A new poll shows Donald Trump and Hillary Clinton in a virtual dead heat as they enter the final sprint to the White House. Trump campaign senior adviser, A.J. Delgado, joins CBSN to discuss Trump's relationship with Hispanic voters and the controversy surrounding the GOP nominee's taxes.
How America's CEOs reacted to the Derek Chauvin guilty verdict
Business leaders joined a chorus of Americans in applauding the conviction of former Minneapolis police officer Derek Chauvin, while at the same time recognizing there's more work to be done to combat institutional racism.
The latest on the police killing of a Black teenager in Ohio
An officer in Columbus, Ohio, shot and killed a Black teenager yesterday after she attempted to cut two people with a knife, according to officials. Follow here for the latest.
Hillary Clinton talks to reporters aboard new plane
With nine weeks left until election day, Hillary Clinton took questions from reporters aboard her new campaign jet on her way to Tampa, Florida. See the full Q&A here.
Hillary Clinton: Trump choked with trip to Mexico
Hillary Clinton went after Donald Trump after she said that the GOP nominee "choked" by not bringing up his plans for a border wall when he visited Mexico. This comes as the Democratic nominee maintains a lead in several key battleground states over Trump. Eli Stokols, national politics reporter for Politico, joins CBSN with the latest from the campaign trail.
Dems' HR 1 would benefit AOC, Pelosi, media-dominant House members most: experts
House Democrats' voting reform bill H.R. 1 mandates the government match congressional candidates' small-dollar donations — but this provision rewards the most extreme candidates.
George Floyd’s aunt says family is ‘eternally grateful’ to teen who filmed murder
Angela Harrelson praised then-17-year-old Darnella Frazier for recording the footage of George Floyd's arrest and murder.
Meghan McCain Decries Greg Gutfeld’s Chauvin Remarks: ‘There’s No Empathy’

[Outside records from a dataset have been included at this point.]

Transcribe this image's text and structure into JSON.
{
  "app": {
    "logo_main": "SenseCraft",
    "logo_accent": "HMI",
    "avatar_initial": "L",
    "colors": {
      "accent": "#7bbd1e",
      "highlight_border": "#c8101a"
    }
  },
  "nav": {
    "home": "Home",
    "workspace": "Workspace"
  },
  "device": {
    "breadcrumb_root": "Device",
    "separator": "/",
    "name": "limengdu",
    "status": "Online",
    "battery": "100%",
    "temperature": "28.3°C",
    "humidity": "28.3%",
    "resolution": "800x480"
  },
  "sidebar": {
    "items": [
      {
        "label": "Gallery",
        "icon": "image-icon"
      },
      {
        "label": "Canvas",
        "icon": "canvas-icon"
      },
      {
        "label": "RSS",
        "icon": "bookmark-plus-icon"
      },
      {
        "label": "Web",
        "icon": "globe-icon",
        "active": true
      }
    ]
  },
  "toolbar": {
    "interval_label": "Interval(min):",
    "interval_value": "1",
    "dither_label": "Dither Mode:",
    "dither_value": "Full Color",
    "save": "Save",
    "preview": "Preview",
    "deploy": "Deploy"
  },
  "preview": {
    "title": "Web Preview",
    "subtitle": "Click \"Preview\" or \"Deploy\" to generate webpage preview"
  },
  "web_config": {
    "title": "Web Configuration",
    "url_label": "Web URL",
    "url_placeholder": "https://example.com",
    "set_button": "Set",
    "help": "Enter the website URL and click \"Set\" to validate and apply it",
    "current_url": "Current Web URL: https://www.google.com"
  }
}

ABC NewsApparently disgusted by Fox News host Greg Gutfeld’s remarks about the Derek Chauvin guilty verdict, The View’s Meghan McCain on Wednesday called for conservatives to “stop politicizing” the outcome of the murder case while suggesting Gutfeld has “no empathy.”Shortly after Chauvin was found guilty on all three charges of killing George Floyd, Gutfeld drew audible groans from his Fox colleagues when he said he was “glad that [Chauvin] was found guilty on all charges, even if he might not be guilty of all charges,” because the verdict “keeps this country from going up in flames.” He defended his position by claiming his “neighborhood was looted” last year and he doesn’t “ever want to go through that again.”Gutfeld’s nuclear take on the Chauvin trial eventually set off an on-air implosion after Fox News analyst Ted Williams asked whether the Fox host was “off his meds,” causing the Fox star to melt down on live television.Read more at The Daily Beast.